Born in Connecticut, Potter trained in the studio of the celebrated American sculptor Daniel Chester French. There Potter perfected an understanding of animal anatomy, which led to his specialization in equestrian sculpture. He frequently collaborated with French on equestrian commissions–French would model the rider, and Potter would model the horse. In 1886 Potter traveled to Paris to continue his studies. After exhibiting there, he returned to the United States and settled in Washington, D.C., in 1890, the same year he undertook the Wheeler bust.
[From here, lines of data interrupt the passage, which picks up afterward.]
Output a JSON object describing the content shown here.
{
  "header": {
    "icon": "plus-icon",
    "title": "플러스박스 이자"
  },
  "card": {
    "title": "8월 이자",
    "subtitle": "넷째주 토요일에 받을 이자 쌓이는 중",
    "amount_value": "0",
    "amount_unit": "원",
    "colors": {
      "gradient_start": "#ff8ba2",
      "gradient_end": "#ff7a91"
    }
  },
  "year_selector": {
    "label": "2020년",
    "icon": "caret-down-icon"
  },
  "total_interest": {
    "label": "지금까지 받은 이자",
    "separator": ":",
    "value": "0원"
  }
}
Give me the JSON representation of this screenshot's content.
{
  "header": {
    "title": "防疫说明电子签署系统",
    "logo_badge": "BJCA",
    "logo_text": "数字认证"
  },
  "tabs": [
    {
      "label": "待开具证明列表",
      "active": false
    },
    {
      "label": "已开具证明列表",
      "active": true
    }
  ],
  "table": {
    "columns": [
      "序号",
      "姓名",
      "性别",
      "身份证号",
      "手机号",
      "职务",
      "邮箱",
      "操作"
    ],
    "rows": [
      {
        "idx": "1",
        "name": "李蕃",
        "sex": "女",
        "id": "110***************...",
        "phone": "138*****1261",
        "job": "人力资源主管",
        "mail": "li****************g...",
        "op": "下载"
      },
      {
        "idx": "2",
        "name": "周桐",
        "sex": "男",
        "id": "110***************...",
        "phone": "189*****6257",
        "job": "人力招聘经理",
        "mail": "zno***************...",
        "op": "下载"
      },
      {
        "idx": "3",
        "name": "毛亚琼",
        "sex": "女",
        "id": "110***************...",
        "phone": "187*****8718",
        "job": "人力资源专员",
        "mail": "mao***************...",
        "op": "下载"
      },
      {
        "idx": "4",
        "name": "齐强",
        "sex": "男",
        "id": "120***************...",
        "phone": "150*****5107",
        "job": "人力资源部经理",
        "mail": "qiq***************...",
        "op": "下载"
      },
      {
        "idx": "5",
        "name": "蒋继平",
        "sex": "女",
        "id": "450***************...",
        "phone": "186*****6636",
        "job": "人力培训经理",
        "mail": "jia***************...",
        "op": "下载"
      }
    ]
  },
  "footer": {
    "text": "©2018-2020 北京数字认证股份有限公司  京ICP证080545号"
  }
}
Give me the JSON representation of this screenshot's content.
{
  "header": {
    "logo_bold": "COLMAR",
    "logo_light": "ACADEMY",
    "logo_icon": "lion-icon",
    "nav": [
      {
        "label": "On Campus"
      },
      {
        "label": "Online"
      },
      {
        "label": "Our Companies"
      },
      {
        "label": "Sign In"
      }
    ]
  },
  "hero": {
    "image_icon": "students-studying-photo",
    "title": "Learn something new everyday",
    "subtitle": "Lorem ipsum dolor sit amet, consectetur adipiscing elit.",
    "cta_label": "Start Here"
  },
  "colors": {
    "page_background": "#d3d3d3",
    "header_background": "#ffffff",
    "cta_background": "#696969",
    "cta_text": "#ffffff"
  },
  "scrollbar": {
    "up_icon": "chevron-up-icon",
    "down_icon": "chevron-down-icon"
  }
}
A major boost in Potter’s career came with the 1893 World’s Columbian Exposition in Chicago, where he and French exhibited a number of jointly produced figural groups. Potter continued to collaborate with French on various equestrian statues for several more years and completed a number of works on his own as well, including the admired equestrian portrait of General Henry Warner Slocum at Gettysburg. Potter also created successful portrait statues, such as likenesses of Robert Fulton for the newly constructed Library of Congress (Jefferson Building) and of Michigan Governor Austin Blair for the state capitol in Lansing. The artist’s most notable works are his two marble lions for the New York Public Library. Although they were initially criticized by some residents as lackluster and unmajestic, Potter’s lions are today much beloved.
William Almon Wheeler was a U.S. representative from New York and the 19th vice president of the United States. Born in Malone, New York, he taught school, studied law, and later served as county district attorney. He also served in the New York state assembly and senate, and was active in banking and railroad development. Wheeler presided over the New York state constitutional convention of 1867-68 and then served in the U.S. House of Representatives from 1861 to 1863 and 1869 to 1877. During his House years he authored the so-called Wheeler compromise to settle a critical Louisiana election that was in dispute.
The Republicans nominated Wheeler for vice president in 1876 on a ticket with Rutherford B. Hayes against Democrats Samuel Tilden and Thomas Hendricks. In a disputed outcome, a specially created electoral commission decided the election in favor of Hayes and Wheeler. Although the two developed a strong friendship while in office, Hayes rarely consulted Wheeler on matters of state. The vice president spent most of his time presiding over the Senate, where he cast six tiebreaking votes during his term in office. The Hayes and Wheeler ticket did not seek reelection. After turning over the vice presidency to Chester A. Arthur, the running mate of newly elected President James A. Garfield, Wheeler made an unsuccessful bid for election to the U.S. Senate in 1881. He then retired to northern New York and died there in his hometown of Malone in 1887.